Egypt to Host Int'l Meeting on Stolen Artifacts
Sat 09 Sep 2023 | 07:53 PM - By Ahmad El-Assasy
Egypt has announced plans to convene an international meeting for countries affected by the smuggling of antiquities during the age of imperialism. The move comes in the wake of the revelation that over 2,000 artifacts were stolen from the British Museum, which has raised concerns about the credibility of several Western museums.
Zahi Hawass, former Egyptian Minister of Antiquities and a renowned archaeologist, has proposed the meeting and discussed it with the current Minister of Antiquities, who expressed readiness to take action. Hawass suggested that the meeting should outline a course of action and seek intervention from UNESCO, highlighting the failure of many Western nations to adhere to international agreements that prohibit the acquisition of looted antiquities.

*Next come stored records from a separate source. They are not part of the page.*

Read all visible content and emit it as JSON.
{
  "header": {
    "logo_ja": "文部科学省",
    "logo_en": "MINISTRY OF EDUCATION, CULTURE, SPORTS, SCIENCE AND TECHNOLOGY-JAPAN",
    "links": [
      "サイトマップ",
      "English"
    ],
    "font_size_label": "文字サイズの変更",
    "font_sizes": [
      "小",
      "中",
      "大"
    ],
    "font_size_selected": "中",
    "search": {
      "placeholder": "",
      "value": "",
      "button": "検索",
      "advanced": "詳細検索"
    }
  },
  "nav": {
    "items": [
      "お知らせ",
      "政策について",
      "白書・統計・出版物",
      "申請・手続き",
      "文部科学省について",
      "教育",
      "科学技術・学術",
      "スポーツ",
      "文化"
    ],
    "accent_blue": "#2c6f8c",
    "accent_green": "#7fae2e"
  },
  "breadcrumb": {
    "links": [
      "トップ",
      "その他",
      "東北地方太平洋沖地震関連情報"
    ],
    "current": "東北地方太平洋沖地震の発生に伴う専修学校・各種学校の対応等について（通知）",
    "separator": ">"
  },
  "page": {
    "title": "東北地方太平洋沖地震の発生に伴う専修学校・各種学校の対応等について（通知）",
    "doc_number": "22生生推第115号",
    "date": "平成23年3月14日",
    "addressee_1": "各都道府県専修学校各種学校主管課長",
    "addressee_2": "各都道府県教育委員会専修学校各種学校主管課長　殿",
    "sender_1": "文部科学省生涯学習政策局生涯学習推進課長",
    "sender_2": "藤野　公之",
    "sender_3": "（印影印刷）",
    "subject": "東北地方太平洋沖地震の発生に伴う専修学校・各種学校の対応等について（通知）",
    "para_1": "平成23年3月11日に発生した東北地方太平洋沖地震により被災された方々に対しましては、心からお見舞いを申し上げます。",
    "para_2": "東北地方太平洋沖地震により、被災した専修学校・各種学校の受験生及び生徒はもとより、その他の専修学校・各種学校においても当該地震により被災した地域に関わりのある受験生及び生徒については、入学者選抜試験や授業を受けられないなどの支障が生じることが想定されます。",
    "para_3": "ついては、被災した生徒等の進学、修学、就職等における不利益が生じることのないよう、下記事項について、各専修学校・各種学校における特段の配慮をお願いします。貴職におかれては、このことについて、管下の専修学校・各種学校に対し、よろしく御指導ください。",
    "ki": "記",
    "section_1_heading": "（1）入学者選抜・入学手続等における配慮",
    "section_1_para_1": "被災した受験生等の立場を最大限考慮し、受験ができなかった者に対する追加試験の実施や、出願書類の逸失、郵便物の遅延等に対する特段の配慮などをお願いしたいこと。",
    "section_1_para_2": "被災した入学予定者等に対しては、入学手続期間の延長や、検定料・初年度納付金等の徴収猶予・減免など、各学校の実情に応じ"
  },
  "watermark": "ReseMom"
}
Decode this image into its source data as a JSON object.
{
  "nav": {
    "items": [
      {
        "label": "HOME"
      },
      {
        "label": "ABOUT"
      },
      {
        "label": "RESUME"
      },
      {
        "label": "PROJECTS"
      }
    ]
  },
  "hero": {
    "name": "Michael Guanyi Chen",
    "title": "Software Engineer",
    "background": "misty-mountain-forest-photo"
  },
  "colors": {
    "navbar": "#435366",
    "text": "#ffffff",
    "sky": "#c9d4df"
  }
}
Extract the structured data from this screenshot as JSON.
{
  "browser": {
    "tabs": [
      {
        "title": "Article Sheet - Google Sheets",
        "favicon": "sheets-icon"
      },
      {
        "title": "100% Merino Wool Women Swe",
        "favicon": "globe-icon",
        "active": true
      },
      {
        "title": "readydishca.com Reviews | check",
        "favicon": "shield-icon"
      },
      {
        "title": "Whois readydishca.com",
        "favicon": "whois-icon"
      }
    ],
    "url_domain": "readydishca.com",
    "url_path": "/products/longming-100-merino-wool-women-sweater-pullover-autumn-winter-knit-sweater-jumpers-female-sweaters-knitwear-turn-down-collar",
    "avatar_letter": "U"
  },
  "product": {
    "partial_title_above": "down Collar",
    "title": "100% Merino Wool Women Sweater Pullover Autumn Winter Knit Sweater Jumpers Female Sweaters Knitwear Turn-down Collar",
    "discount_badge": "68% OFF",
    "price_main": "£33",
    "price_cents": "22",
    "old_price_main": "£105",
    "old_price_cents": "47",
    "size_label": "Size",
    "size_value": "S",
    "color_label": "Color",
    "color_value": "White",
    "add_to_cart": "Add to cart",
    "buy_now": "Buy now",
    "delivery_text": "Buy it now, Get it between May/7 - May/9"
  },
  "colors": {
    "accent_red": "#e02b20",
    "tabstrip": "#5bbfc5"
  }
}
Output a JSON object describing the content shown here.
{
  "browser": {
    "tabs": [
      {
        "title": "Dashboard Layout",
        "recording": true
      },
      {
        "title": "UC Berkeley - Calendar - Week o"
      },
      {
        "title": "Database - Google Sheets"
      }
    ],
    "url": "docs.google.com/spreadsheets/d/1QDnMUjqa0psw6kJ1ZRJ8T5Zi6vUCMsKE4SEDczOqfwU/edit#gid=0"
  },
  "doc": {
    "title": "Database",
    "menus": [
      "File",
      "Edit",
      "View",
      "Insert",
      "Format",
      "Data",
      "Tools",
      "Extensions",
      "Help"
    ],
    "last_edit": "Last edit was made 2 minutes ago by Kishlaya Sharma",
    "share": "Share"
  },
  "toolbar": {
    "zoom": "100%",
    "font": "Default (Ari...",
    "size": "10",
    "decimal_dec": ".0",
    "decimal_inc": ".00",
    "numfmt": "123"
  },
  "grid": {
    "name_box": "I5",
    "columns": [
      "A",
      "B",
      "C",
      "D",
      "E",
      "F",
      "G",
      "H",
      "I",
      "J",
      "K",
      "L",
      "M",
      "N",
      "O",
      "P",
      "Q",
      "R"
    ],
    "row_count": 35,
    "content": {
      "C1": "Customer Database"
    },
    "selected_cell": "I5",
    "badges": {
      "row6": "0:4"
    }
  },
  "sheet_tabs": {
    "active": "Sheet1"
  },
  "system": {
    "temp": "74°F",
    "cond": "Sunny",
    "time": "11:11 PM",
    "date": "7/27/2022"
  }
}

Hawass specifically drew attention to the British Museum and the Louvre, calling for the return of unlawfully acquired Egyptian artifacts. He criticized the British Museum's handling of such antiquities as a "crime against humanity" and stated that these venues are no longer suitable for exhibiting Egyptian relics.
To rally support, Hawass initiated an online petition demanding the return of two renowned artworks—the Rosetta Stone from the British Museum and the Dendera Zodiac currently displayed in the Louvre—to Egypt. Once the petition reaches a million signatures, he intends to submit an official repatriation request to the museums. The retrieved artifacts will be showcased in the Grand Egyptian Museum, scheduled to open between October 2023 and February 2024 in Giza.
The issue of repatriating stolen artifacts remains a matter of divided debate. Luca Belloni, director of the Sconesi Gallery in Dubai, acknowledged that the topic is complex and controversial. He argued that Western museums possess superior resources for maintaining and sharing global culture and arts, as well as effectively preserving and studying ancient artworks.
However, many experts, including Hawass, emphasize the importance of repatriating stolen artifacts as both a process of decolonization and historical redress. They view such actions as acts of justice toward the affected countries and a means to reaffirm their cultural legacies. The argument for repatriation is grounded in principles of historical justice and compensation for the harm caused to indigenous societies through colonization and plunder. These artifacts often hold significant cultural value for the countries of origin.